Should the United States possess robust active and passive defenses, the value to potential adversaries of their nuclear, biological and chemical weapons, and the most threatening means of their delivery, ballistic missiles, would be significantly degraded. Such degradation could persuade an adversary that use of NBC/M, given significantly diminished effect, is not worth the potential cost that could be associated with a response to an NBC/M attack. The deployment of active and passive defenses offers some possibility, therefore, of turning the tide of proliferation even among states currently hostile to the United States.
The Department of Defense currently has a number of theater missile defense programs. The question of future directions for ballistic missile defense and U.S. ability to deploy robust systems to meet an increasingly threatening range of ballistic missile capabilities is currently being addressed within the context of the 1972 ABM Treaty which prohibits the United States from deploying ballistic missile defense beyond 100 interceptors which could be deployed in accordance with the ABM Treaty. While it is hoped that the Clinton Administration's new ABM Treaty-related agreements with the states of the former Soviet Union will lead to restraint by Russia with regard to its strategic offensive forces, continued U.S. compliance with the Treaty will put an upper limit on the capability of the antiballistic missile systems the United States can use to defend its territory, forces and allies.
Forces to strike NBC targets. Successful deterrence and defense requires not only the ability to operate in a chemical or biological environment, but also the ability to hold at risk--and destroy if needed--an adversary's NBC forces. Potential enemies have learned from the Gulf War both to be mobile and to locate key targets underground. Mobility and hardness constrain the U.S. ability to destroy NBC targets. Given the problems identifying and then hitting these targets, it would be difficult to have confidence that the U.S. had destroyed a rogue regimes' NBC targets. This seriously diminishes the attractiveness of preemptive strikes on NBC targets, which in any case would be problematic because of the potential for adverse international reaction.

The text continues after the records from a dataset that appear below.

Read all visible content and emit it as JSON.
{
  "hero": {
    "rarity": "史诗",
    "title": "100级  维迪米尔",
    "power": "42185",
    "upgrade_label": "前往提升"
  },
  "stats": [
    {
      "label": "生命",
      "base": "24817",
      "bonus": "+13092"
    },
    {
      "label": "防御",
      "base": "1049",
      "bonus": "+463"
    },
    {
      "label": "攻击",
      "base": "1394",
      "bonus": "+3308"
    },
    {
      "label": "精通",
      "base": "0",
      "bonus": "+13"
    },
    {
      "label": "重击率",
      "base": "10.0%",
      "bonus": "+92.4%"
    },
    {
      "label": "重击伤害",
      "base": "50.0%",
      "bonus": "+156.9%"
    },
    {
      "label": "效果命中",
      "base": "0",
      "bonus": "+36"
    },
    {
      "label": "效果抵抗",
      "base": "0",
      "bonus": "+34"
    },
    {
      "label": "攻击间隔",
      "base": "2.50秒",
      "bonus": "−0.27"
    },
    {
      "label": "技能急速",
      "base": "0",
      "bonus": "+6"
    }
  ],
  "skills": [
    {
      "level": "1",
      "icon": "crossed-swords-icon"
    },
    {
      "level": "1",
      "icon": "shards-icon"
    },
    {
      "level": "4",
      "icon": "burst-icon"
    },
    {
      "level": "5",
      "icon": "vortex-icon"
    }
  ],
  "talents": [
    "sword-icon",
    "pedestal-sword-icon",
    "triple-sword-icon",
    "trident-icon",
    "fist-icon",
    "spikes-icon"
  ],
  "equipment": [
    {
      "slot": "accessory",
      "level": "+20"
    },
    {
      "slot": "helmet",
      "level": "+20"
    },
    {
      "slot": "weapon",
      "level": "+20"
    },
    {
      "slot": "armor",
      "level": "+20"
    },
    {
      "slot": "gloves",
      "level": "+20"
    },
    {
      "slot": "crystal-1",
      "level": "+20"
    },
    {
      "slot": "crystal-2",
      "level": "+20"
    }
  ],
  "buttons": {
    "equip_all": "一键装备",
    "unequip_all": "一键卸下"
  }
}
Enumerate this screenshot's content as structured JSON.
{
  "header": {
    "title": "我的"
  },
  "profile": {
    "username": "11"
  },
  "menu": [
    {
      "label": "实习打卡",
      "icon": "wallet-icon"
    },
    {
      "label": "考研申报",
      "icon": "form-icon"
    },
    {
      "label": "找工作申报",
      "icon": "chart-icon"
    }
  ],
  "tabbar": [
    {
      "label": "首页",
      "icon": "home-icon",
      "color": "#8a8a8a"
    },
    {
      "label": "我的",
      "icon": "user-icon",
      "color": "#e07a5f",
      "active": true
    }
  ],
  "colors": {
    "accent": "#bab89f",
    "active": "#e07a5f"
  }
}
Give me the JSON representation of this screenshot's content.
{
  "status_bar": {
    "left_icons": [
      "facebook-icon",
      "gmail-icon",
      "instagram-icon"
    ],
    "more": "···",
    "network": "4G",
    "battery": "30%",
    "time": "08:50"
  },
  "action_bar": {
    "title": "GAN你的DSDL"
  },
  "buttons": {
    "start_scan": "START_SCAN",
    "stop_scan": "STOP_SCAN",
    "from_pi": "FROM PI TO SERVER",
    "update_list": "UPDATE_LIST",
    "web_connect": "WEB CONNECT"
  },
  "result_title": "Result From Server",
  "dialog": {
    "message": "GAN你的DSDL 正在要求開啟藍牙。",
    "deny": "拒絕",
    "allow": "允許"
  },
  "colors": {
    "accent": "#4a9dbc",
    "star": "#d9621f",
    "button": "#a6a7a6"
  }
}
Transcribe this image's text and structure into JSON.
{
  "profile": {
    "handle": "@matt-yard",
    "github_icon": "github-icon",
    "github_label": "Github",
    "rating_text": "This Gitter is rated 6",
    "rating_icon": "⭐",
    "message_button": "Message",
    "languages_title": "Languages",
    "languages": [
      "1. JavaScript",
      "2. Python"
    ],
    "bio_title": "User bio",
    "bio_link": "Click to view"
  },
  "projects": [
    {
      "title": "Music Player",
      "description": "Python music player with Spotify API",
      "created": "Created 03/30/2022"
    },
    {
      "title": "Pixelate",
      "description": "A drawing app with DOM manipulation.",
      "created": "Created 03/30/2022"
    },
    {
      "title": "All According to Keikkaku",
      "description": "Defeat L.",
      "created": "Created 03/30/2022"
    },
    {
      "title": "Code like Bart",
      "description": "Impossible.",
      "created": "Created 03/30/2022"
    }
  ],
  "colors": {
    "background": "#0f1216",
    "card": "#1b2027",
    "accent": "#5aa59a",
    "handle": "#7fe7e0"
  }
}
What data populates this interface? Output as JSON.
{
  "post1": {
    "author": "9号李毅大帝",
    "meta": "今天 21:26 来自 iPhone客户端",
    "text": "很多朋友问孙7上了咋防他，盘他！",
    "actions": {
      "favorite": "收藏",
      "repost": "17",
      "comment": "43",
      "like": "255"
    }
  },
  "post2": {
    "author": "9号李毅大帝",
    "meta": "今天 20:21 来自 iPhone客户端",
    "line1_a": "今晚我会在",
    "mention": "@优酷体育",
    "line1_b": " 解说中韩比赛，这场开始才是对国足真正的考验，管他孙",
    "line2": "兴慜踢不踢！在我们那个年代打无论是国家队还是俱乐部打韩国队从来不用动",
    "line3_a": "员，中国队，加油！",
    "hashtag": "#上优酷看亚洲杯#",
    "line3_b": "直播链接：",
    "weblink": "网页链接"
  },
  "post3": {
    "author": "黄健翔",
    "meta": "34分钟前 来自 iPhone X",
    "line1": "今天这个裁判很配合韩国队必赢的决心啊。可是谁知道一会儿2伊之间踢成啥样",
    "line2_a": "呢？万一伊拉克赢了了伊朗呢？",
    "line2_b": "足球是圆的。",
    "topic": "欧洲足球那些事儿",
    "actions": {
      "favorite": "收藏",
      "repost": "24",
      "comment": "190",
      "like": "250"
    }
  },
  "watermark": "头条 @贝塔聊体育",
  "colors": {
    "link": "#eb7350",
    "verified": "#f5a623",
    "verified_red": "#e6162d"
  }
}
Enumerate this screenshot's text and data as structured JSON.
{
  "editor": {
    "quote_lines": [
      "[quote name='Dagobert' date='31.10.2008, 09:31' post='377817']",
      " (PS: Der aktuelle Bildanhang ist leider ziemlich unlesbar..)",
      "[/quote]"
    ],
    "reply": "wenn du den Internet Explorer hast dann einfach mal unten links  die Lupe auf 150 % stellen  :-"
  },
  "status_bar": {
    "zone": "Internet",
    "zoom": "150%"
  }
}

Intelligence and analysis. The proliferation of NBC has put special pressures on intelligence and analysis. The margins for acceptable variance and error in estimates are smaller than for conventional capabilities while the difficulty of developing and delivering acceptable estimates is far more difficult.